111111111111111111111111111111111She closes the book with letters in tribute to her brother—a Marine lieutenant—from his teachers, coaches, and friends.

While telling her story, Smoyer makes references to the experiences of many other former Donut Dollies. She has maintained contact with them through email, letters, tapes, reunions, musings, and conversations.

Like Nancy Smoyer, they have a lasting commitment to helping veterans.

Smoyer is donating proceeds from the sale of her books to the Semper Fi Fund.

—Henry Zeybel

An Idea, and Bullets by William Haponski

William Haponski graduated from West Point in 1956. He earned a Ph.D. in English Language and Literature in 1967 while teaching English at his alma mater. The next year Haponski volunteered to go to Vietnam.

He first served as the senior staff officer in the 11th Armored Cavalry Regiment under the command of Col. George S. Patton (the son of the famed general). Then, from January to July of 1969, Haponski commanded the 1st Squadron of the 4th Cavalry in the First Infantry Division.

His sterling academic credentials and battlefield credibility are on display in An Idea, and Bullets: A Rice Roots Exploration of Why No French, American, or South Vietnamese General Could Ever Have Brought Victory in Vietnam (CreateSpace, 582 pp., $19.99, paper; $5.49, Kindle). This is a well-written, well-researched examination of the French and American wars in Vietnam based on a primary and secondary sources and on Haponski’s  on the ground in Vietnam during the war. The book also has a thesis: its long subtitle’s contention that the American and French wars in Vietnam were unwinnable.

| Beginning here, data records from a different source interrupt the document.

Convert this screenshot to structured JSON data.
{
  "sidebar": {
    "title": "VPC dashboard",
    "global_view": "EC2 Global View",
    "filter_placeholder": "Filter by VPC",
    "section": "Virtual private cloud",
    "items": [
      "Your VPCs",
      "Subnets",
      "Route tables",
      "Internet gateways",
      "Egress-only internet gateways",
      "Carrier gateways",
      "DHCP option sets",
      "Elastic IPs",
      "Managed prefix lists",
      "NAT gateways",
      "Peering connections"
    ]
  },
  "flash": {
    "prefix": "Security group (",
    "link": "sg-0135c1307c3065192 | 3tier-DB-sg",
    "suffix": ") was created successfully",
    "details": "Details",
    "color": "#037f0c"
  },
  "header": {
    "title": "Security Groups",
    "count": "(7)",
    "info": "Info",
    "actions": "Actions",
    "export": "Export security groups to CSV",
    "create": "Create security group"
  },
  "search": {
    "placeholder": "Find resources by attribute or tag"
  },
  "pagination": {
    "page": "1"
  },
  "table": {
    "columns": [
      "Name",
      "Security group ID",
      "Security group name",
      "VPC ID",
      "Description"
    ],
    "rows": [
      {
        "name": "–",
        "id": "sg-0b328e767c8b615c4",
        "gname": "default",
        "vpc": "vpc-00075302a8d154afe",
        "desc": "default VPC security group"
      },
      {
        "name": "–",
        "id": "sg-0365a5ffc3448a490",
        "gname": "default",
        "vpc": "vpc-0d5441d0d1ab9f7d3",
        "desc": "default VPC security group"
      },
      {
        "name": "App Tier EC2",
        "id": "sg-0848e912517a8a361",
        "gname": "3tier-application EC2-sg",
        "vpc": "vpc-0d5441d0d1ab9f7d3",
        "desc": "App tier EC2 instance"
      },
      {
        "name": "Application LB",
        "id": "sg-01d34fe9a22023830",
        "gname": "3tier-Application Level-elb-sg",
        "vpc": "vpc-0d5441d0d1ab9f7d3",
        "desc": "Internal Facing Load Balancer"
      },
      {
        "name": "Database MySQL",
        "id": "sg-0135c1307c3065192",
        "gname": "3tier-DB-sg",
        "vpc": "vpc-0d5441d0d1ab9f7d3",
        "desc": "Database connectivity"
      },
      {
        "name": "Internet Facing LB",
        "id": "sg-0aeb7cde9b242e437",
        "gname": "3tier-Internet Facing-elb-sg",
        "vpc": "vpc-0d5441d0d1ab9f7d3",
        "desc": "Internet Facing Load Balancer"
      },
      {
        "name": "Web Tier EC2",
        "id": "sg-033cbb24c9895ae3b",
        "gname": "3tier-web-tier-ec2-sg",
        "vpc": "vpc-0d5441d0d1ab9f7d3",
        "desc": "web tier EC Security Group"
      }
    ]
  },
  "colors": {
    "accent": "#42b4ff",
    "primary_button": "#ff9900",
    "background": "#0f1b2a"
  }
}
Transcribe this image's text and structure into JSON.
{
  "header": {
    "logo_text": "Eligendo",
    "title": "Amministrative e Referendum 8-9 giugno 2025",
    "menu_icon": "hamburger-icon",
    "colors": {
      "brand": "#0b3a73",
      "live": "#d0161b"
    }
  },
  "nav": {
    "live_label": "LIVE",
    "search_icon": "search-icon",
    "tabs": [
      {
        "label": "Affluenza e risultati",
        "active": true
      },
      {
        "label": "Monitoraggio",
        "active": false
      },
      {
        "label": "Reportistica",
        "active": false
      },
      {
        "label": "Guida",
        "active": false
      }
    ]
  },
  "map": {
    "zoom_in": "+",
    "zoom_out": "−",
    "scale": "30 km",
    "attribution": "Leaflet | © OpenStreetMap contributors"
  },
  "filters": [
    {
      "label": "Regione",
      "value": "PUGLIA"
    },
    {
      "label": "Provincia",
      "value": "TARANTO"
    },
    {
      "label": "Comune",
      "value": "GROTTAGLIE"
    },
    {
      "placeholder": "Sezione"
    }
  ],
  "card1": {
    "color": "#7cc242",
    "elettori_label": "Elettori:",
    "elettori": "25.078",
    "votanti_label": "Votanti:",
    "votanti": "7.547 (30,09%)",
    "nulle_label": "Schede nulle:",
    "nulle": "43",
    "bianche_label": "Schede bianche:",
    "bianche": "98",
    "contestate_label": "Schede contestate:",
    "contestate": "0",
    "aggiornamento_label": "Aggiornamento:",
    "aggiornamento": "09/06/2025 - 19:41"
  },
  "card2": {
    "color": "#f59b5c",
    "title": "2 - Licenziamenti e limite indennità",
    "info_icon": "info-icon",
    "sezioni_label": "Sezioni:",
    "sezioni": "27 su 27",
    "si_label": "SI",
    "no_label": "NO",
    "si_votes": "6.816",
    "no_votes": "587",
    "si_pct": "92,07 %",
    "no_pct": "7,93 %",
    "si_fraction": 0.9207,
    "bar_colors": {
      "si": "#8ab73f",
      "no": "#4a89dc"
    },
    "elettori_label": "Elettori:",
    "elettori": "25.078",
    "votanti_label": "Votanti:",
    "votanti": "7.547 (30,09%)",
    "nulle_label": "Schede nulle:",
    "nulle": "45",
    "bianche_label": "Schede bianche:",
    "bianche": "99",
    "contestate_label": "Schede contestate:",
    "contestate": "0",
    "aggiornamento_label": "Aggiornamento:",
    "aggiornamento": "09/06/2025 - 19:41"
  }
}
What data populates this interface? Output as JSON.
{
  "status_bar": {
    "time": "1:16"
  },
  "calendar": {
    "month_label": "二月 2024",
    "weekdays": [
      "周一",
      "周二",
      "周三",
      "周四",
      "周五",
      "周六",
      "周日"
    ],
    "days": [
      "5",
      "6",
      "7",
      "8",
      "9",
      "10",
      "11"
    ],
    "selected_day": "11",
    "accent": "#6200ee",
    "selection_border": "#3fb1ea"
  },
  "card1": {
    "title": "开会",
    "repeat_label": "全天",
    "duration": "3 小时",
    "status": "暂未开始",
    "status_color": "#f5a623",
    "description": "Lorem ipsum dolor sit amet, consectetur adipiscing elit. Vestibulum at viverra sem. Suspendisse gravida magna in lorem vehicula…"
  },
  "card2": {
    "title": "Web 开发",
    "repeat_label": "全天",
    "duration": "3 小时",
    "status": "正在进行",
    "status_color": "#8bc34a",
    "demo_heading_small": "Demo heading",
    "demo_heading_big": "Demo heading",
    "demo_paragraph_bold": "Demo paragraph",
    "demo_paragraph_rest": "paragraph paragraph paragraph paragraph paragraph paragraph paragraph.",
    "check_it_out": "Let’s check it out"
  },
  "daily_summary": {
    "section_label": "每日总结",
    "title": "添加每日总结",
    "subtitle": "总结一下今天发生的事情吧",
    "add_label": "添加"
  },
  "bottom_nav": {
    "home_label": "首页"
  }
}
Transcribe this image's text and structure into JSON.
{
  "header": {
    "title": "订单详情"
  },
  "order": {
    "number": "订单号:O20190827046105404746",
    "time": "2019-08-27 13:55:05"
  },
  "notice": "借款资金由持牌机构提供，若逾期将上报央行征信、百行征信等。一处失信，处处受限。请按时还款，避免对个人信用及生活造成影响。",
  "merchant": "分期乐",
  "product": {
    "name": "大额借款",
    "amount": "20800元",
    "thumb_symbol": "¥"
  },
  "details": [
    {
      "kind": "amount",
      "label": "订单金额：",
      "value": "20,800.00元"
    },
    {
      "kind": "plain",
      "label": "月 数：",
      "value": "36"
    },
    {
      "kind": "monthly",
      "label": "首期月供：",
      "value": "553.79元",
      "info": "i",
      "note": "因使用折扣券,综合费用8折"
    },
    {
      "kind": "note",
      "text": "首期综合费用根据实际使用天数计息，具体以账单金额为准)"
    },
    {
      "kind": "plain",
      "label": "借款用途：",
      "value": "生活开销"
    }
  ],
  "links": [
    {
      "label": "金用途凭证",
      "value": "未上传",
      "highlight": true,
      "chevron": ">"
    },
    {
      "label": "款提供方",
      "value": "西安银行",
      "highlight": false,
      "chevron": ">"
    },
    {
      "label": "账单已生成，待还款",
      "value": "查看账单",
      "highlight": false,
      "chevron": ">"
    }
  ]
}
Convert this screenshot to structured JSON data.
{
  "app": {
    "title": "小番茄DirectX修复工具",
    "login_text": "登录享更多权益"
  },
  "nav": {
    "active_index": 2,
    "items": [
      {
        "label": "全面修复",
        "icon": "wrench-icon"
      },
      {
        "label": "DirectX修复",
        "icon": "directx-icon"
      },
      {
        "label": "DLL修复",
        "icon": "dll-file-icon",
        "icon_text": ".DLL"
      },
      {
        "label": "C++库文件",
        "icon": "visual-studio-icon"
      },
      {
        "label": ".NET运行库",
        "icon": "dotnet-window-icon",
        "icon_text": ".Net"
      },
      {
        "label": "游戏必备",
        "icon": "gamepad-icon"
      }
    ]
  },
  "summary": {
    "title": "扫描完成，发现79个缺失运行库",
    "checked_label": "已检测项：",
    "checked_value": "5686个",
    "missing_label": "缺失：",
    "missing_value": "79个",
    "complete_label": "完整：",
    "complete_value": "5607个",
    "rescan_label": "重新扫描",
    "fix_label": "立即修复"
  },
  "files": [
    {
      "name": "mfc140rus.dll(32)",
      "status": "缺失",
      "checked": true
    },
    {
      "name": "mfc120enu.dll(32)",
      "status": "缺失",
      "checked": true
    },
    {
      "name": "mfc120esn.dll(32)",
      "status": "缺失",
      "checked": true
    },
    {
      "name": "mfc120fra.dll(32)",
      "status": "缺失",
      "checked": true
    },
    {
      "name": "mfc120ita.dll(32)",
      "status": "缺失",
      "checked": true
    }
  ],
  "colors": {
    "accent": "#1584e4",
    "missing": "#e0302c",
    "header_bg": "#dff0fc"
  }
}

After more than 450 pages of history and analysis, Haponski sums up the book’s message in its last two sentences.

The American war in Vietnam, he concludes, “was lost before the French Expeditionary Force fired its first round, before the South fielded its first soldier in the National Army of Vietnam, before the first U.S. advisor set foot in the country. An idea—independence and unity—would triumph over bullets.”

Bill Haponski in country

Haponski’s main point, that is, is that most Vietnamese saw American intervention as another attempt by a foreign power (after China, Japan, and France) to prevent all Vietnamese from uniting into one nation. And—more importantly—that the North Vietnamese, Viet Cong, and their civilian supporters possessed the will to see that ideal realized.

As Gen. Dave Palmer says in the book’s forward, the enemy in Vietnam had “the will to persevere unto victory no matter how long it took or how powerful the cost.

“In the end, willpower trumped firepower.”

—Marc Leepson